Title VII of the Civil Rights Act of 1964 is an example of a federal law that limits the reasons for which an employer can terminate an employee. Under that law, employers may not terminate an employee based on race, color, religion, sex, and national origin. In addition, it prohibits employers from retaliating against employees who complain about or report discriminatory practices. An employee whose employer terminated them for a reason made unlawful under Title VII may be able to file a wrongful termination suit against their employer.
Wrongful termination laws vary at the state level but fall into the three general exceptions to the at-will doctrine: good faith, implied contracts, and public policy. Each state determines which, if any, exceptions it follows.
Employment law protects employee rights by regulating the employer-employee relationship. However, because of the broad range of employment issues it addresses, it can be a confusing area of the law. Employment attorneys are well-versed in the various aspects of employment law, so hiring an experienced employment lawyer can make resolving an employment dispute easier.
This directory contains a list of trustworthy employment lawyers and law firms in your local area. Read the law firm overviews and attorney profiles in this section to learn which attorney is a good fit for your employment case.

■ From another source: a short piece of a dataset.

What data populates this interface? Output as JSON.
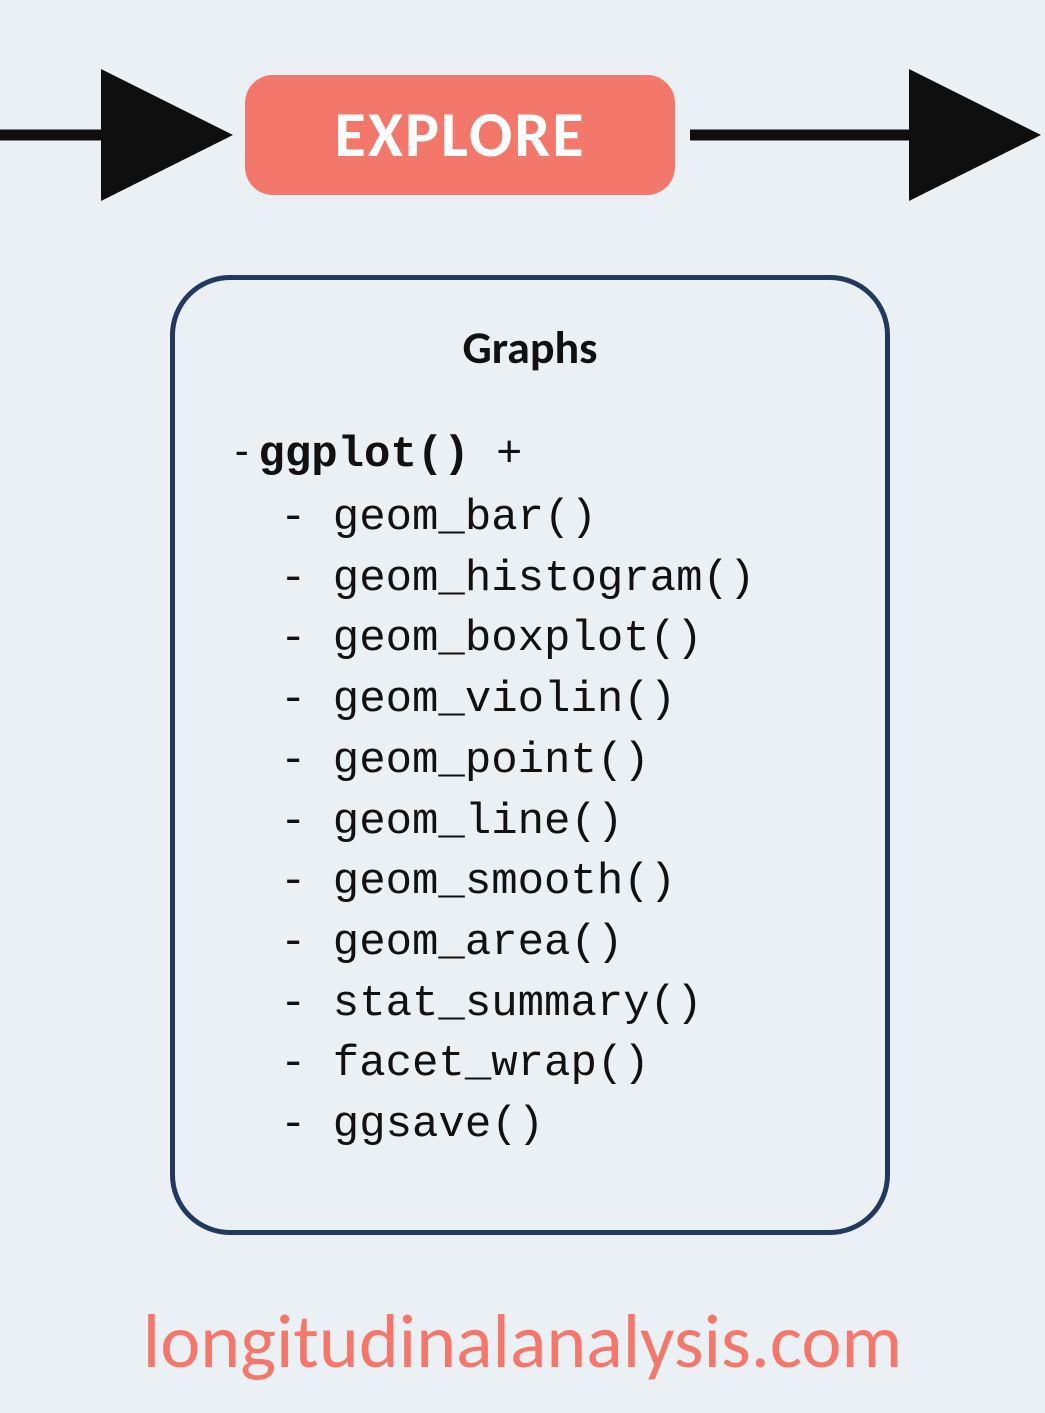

The Lead Counsel logo next to a law office or employment attorney listing can help your search. This logo indicates that LawInfo has verified that the attorney has experience in their field of practice, is in good standing with the state entity that governs attorney licenses, and has a clean disciplinary record.
An employment attorney can help you with many employment issues, from employment discrimination to compensation and workplace health and safety. Common disputes include the following:
If you think your employer wrongfully terminated you, you should contact an experienced wrongful termination attorney as soon as possible. A wrongful termination attorney can assist you by:
Employment lawyers charge from $100/hr to $1,000/hr depending on the issue, the attorney’s skill, and location. Some attorneys will also charge a retainer for their services.
Some employment lawyers may also work on a contingency fee basis. In this arrangement, the attorney does not charge a set hourly fee and instead charges a fee based on a percentage of any damages won for the client.
Losing your job is stressful, especially if you think your employer broke the law when it fired you. The first to do is to keep calm. You will likely be bitter and resentful over what happened, but controlling your emotions will help you gather the information you need to show your employer is in the wrong.
The next step is to start gathering information. Request a copy of your personnel file, and get copies of the employee handbook, workplace policies, collective bargaining agreements, and employment contracts—also, document any discrimination, retaliation, or harassment incidents you had with your employer. Finally, get a written explanation from your employer about why it fired you and understand the circumstances that led up to your termination.
Once you have gathered the evidence, you can file a complaint with the appropriate state or federal agency, such as the Equal Employment Opportunity Commission (EEOC). In some cases, you may also be able to file a claim in court against your employer. A wrongful termination attorney can assist you with either of these actions.
A court can order the employer to reinstate you if you can prove that your employer illegally fired you and compensate you for lost wages. The employer could also offer to give you your job back to settle your claim before it goes to court.
Be aware that reinstatement is rare, even if you win in court. Employers may not like a court ordering them to rehire someone so they could act in bad faith. Even if you love your job, you could feel uncomfortable returning to work after a tense interaction. Instead, judges are more likely to award you back pay or some other financial award.